Oberlin College senior Christiana Nwofor can count herself among that rare breed of athlete whose talent, dedication and intelligence has made up for years of inexperience. Just two and a half years ago, Nwofor, then a sophomore at Oberlin, took up track and field to become a sprinter. Over the past three seasons, including the one currently under way, Nwofor won recognition twice as an all-star in the National College Athletic Association’s Division III conference in which she competes.
“She has developed into one of our premier sprinters and as a very effective team leader,” says Tom Mulligan, coach of the Oberlin women’s track and field team.
That Nwofor is a top-notch student and researcher helps explain her drive and steely determination to succeed at the challenges she tackles.
“I really work hard,” she says. Her achievements in the classroom as a biochemistry major have won her admission to the Harvard University Medical School, where she will enroll in the fall of 2000. As a junior, Nwofor was inducted into Oberlin’s Phi Beta Kappa chapter for her academic achievements.
The child of Nigerian parents, Nwofor grew up in the French-speaking, West African nation of the Ivory Coast.
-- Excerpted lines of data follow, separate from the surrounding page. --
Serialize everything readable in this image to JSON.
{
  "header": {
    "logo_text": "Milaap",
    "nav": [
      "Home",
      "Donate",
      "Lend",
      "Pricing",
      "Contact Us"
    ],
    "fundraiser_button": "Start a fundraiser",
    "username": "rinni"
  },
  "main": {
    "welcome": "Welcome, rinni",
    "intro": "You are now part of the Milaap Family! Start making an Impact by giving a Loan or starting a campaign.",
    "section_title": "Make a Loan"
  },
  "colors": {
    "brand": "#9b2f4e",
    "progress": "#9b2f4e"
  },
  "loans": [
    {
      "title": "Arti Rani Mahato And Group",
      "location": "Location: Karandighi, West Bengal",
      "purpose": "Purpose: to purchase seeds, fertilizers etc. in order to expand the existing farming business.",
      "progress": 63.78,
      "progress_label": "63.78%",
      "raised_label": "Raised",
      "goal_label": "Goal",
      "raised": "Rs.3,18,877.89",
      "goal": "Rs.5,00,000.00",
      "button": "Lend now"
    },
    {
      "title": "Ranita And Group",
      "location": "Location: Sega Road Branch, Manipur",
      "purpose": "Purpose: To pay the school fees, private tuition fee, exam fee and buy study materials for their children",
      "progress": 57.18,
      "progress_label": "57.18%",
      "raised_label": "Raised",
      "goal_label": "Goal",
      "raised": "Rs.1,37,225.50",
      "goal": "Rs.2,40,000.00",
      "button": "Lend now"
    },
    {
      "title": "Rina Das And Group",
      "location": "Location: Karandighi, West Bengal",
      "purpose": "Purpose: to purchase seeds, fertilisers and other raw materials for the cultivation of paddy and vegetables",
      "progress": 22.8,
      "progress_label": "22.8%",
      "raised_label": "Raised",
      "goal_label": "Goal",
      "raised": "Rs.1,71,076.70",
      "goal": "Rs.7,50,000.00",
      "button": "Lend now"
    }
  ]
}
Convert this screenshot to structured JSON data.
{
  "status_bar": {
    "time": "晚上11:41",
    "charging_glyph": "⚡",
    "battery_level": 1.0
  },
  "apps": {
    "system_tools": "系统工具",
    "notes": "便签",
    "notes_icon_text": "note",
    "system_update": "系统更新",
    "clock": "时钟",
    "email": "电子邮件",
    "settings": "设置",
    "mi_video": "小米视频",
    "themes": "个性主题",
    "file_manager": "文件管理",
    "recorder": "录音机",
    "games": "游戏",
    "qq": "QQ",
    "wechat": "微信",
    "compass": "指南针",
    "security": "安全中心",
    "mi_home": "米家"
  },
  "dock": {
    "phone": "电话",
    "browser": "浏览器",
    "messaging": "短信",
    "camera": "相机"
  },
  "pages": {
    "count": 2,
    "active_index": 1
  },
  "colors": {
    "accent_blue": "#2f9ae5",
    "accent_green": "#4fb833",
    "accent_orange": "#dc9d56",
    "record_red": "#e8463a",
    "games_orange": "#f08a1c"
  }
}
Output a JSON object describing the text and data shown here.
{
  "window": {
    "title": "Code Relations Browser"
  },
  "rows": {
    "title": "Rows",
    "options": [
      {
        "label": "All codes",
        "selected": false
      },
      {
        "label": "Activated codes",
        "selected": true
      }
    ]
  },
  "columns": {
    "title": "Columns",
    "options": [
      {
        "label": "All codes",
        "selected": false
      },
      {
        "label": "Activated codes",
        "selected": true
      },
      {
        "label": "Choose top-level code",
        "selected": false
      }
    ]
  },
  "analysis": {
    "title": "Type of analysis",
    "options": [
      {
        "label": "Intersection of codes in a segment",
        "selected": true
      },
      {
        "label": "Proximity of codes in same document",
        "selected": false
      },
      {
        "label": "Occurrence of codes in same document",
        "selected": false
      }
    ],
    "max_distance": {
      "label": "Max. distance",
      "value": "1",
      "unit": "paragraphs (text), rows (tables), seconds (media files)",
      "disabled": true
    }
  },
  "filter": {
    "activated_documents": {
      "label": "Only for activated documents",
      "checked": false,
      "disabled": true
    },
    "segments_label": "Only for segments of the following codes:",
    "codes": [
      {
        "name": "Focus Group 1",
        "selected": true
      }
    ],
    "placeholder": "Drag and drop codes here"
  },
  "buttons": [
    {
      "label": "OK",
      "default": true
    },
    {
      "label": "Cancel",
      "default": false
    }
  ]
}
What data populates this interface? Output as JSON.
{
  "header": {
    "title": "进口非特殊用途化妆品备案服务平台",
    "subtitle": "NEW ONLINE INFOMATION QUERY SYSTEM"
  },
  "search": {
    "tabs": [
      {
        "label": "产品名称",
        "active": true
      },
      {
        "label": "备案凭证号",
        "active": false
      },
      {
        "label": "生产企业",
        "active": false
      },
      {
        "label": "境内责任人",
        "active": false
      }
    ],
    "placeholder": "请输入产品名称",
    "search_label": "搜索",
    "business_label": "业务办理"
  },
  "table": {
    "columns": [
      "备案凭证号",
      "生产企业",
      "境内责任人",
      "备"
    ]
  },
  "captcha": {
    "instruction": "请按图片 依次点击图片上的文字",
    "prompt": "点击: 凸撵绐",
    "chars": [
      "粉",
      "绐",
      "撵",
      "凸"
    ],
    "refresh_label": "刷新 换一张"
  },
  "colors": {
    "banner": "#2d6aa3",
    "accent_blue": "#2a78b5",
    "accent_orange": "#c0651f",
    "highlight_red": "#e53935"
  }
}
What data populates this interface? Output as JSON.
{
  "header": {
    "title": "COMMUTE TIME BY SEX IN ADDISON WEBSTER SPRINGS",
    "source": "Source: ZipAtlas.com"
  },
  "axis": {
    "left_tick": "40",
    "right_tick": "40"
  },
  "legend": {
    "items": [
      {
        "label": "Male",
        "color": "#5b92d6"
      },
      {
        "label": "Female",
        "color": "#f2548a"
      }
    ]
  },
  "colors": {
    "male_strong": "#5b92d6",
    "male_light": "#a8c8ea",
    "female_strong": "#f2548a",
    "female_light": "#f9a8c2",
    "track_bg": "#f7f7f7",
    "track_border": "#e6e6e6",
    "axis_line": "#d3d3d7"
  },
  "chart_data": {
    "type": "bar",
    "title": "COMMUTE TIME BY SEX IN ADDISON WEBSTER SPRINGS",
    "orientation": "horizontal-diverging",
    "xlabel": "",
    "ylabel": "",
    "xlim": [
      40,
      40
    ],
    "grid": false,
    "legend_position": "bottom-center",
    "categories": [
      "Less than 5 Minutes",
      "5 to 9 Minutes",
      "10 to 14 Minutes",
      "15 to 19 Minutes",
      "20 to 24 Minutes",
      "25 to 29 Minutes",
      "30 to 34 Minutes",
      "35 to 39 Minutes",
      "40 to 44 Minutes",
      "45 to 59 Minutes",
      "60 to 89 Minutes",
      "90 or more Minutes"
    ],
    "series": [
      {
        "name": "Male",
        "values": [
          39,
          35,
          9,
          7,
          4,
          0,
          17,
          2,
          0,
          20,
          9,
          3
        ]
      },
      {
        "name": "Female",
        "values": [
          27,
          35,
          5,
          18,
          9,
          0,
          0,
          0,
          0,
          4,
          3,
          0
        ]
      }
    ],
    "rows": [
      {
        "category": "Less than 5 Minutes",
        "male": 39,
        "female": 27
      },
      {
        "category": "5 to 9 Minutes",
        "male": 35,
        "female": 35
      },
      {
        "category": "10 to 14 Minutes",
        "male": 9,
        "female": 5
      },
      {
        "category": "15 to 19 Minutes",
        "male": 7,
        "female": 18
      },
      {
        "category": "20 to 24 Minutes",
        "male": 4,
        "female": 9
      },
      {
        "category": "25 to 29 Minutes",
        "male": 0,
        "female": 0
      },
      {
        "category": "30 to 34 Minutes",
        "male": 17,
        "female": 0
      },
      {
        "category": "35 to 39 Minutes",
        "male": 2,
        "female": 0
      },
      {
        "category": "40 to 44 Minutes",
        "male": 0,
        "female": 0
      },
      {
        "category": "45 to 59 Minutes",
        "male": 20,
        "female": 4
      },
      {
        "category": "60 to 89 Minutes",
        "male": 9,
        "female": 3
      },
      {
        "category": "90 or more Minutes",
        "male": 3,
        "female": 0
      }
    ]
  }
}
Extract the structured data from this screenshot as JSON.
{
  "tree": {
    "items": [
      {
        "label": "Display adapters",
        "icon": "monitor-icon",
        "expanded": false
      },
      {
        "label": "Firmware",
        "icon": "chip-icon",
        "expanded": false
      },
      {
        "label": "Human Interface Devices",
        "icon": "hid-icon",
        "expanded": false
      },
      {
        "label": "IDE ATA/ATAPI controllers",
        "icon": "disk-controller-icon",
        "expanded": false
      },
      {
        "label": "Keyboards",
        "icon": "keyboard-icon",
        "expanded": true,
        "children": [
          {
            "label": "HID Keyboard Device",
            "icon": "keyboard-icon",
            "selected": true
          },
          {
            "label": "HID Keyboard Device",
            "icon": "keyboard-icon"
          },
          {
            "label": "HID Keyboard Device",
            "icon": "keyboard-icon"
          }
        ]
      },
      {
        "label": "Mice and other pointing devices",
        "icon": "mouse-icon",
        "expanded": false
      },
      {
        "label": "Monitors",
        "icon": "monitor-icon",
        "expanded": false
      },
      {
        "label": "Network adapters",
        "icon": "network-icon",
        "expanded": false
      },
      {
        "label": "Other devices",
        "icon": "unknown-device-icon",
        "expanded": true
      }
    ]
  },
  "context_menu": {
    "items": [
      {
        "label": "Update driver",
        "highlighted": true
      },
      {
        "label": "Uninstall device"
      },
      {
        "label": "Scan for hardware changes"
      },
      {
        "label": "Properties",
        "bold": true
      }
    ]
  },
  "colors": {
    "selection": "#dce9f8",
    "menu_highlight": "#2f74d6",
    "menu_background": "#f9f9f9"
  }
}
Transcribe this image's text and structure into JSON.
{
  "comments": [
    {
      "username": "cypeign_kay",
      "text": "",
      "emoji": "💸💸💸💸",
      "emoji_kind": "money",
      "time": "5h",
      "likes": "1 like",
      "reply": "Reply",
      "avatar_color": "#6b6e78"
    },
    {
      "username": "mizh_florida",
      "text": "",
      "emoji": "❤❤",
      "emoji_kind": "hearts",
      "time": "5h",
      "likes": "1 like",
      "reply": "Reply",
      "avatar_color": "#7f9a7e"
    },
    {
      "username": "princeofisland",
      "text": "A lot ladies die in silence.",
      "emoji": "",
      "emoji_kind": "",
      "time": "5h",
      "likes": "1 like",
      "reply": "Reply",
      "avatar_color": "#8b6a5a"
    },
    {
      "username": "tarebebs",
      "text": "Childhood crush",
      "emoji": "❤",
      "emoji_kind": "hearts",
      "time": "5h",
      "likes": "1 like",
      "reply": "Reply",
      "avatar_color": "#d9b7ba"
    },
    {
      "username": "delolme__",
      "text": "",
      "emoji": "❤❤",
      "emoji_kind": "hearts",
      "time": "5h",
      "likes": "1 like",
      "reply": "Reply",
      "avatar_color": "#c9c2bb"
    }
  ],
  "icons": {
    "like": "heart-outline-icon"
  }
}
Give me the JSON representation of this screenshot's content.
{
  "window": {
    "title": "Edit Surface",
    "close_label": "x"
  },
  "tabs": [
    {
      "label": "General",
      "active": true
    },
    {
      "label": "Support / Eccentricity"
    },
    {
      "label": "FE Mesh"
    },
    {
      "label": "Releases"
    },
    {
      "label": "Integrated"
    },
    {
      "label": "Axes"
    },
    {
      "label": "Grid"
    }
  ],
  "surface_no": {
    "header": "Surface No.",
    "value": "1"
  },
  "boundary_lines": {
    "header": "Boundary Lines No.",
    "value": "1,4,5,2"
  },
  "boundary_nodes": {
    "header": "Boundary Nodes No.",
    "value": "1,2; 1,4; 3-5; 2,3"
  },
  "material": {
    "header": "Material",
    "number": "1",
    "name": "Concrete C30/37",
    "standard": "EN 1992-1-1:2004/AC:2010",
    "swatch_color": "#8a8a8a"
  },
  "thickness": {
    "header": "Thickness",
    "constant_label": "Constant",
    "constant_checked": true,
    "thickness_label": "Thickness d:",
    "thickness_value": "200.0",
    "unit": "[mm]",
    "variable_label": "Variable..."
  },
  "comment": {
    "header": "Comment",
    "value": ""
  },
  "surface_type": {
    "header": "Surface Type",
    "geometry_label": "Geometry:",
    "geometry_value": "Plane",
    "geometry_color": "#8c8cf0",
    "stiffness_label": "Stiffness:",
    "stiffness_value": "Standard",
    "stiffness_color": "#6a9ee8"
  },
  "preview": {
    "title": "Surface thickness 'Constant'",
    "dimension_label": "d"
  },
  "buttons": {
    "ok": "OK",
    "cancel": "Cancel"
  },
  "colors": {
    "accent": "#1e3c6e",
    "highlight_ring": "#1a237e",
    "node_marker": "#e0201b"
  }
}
Although her schools provided her with rigorous academic preparation, they lacked American-style sports programs, which emphasize inter-school competition.
“[My wife and I] were very concerned that track and field would interfere with her studies. But we saw that she was really enjoying herself, and she continued to do well academically,” says Emmanuel Nwofor, Christiana’s father and a banker with the African Development Bank in the Ivory Coast.
Dr. Norman Craig, an Oberlin chemistry professor, credits Nwofor with having the skills and the aptitude that would make her an excellent physician and science researcher. “She has good experimental skills and learns quickly,” he says.
Nwofor worked as a researcher under Craig during the summer after her sophomore year. She will receive co-authorship credit with Craig for an article to be published in the Journal of Physical Chemistry by the end of the year.
“The research was sponsored by a National Science Foundation grant that I hold, and I decide on which students I believe are strong researchers to assist me,” Craig says, noting that Oberlin faculty have only undergraduates available to help them in research.
“I thought of Christiana as a very good candidate. She writes well and she’s quite able in the laboratory,” he adds.
In addition to summer research at Oberlin, Nwofor spent the summer after her junior year working as a researcher at Yale Medical School. She also has volunteered her time working with children at a hospital in Cleveland.
Mulligan says the dedication and commitment Nwofor brought to track and field is indicative of why she has excelled in the classroom. He adds that it is rare even for people with significant athletic ability to start out in college in track and field and become highly competitive in a short period of time.
“The biggest challenge is having the ability to develop the personal training habits that are going to help you succeed. It means listening to your coach and believing in what you’re hearing. Track is really a sport of preparation and paying attention to details,” Mulligan says.
Nwofor tried out for track and field after having played on the Oberlin women’s volleyball team during her freshman year. Asked to try out for the team by an Oberlin coach, Nwofor says volleyball was another sport that she had not played seriously as a teenager. She later went out for track because she thought she would have more of an opportunity to participate in competition.
“I spent a lot of time sitting on the bench,” Nwofor says of the volleyball experience.
Now in the midst of her last outdoor track and field season, Nwofor has been nursing an ankle injury that has limited her activity since the close of the indoor season earlier this year. Mulligan believes that Nwofor, despite her injury, will be essential to Oberlin winning the conference meet next month.
“We’re knocking on the door of a championship. While we have good talent, you have to have good leadership. [Christiana’s] a big part of that,” Mulligan says.
© Copyright 2005 by DiverseEducation.com